Does the degree of pectin esterification influence aluminium sorption by the root apoplast?
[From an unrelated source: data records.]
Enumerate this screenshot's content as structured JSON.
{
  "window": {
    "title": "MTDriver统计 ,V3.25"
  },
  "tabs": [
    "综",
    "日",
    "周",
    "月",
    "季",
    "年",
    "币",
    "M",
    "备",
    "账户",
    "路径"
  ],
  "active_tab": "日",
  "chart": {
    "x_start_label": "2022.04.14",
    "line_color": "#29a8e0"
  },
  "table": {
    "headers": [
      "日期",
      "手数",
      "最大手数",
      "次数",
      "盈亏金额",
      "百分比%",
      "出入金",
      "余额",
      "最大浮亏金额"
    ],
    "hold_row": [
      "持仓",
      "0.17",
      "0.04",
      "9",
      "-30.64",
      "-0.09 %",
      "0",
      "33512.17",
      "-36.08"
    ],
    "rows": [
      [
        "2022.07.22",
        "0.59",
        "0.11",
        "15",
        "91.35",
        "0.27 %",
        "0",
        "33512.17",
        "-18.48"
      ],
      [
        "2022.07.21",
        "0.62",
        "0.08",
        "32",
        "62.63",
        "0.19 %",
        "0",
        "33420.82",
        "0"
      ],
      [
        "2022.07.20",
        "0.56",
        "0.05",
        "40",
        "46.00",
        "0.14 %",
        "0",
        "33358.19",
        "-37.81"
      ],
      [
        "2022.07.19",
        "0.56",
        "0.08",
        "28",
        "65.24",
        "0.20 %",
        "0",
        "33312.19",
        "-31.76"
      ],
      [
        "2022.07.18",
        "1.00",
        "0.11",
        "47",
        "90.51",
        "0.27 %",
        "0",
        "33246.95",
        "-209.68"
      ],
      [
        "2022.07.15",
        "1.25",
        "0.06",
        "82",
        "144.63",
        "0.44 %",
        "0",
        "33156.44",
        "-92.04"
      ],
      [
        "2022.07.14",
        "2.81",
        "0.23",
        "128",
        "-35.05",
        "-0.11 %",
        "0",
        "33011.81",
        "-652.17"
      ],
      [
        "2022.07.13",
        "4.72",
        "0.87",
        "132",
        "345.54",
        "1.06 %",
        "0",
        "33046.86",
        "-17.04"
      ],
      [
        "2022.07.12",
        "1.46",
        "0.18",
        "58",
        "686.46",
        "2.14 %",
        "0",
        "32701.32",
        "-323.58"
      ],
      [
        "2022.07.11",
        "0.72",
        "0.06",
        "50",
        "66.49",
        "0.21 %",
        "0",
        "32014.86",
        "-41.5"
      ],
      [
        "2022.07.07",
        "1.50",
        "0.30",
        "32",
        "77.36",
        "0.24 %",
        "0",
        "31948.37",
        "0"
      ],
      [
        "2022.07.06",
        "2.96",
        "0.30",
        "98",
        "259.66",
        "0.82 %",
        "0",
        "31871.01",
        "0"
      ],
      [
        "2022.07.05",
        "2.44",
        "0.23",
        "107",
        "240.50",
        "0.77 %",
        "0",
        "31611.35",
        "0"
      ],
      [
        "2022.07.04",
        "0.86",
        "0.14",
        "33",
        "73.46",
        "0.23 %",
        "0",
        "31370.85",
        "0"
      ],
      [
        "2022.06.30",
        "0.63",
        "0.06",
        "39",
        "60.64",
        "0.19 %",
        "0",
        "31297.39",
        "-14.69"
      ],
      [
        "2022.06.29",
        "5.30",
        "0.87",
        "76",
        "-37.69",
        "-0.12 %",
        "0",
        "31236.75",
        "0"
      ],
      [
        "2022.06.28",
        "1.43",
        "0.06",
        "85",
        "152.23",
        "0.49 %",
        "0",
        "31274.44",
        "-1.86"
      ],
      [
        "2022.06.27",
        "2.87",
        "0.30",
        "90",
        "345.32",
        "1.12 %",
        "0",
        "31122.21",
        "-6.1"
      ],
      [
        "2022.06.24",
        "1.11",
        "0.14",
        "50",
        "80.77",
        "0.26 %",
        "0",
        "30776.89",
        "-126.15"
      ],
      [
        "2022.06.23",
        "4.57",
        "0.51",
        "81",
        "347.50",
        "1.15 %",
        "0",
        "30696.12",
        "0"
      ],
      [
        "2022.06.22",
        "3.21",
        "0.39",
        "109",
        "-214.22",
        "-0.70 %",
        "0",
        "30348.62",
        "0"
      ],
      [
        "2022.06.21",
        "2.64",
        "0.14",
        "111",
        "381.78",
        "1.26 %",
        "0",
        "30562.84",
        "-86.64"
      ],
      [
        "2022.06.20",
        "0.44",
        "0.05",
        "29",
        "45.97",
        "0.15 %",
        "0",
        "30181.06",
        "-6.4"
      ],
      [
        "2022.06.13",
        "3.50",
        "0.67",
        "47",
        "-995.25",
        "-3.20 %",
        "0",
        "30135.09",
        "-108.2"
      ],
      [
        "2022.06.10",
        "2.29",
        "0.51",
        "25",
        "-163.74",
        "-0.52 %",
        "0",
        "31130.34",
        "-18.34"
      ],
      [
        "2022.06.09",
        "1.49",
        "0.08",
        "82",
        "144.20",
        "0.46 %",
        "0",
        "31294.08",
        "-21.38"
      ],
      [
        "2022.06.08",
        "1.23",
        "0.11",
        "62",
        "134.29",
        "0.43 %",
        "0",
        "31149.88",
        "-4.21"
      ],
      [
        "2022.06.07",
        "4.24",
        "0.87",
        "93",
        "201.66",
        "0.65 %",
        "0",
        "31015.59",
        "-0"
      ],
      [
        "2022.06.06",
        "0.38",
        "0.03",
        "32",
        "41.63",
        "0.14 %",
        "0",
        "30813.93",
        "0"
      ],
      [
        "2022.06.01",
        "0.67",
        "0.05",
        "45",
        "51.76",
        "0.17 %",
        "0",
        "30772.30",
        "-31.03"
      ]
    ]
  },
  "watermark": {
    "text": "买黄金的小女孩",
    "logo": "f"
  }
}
This study investigates the influence of the degree of pectin esterification (DE) on the sorption of aluminium (Al) by plant roots. Ca-pectates, with varying degrees of esterification, are major constituents of the soil–root interface and of the root apoplast. Ca-pectate networks (Ca–PG and Ca–Al–PG) were formed at three DEs (0%, 26%, 65%) with custom-made cells and used as a model system for the root cell wall. Sorption of Al was conducted for 24 h at a range of oxalic acid concentrations (0–500 μM) at pH 4.50 to examine two different metal resistance mechanisms of plants. In fact, plants release organic acids either to desorb or to complex metals to prevent their sorption by plant roots.Thermal analysis showed that Al sorption did not seem to affect the stability of the pectate gels and the presence of hydrophobic groups (–CH 3 ) at DE > 0% seemed to even increase the stability of the gels decreasing thermal decomposition. Results suggest two potential Al tolerance mechanisms: (a) high oxalic acid concentrations (500 μM) were able to desorb almost 100% and 72% at DE 65 and 0%, respectively; (b) high oxalic acid concentrations (500 μM) and thus molar ratios of 5:1 (oxalate/Al) reduced Al sorption by 98% and 86% at DE 65 and 0%, respectively. In conclusion, both mechanisms indicate that high degrees of esterification as 65% are much more efficient in excluding Al from the apoplast and might therefore contribute to Al resistance in plants.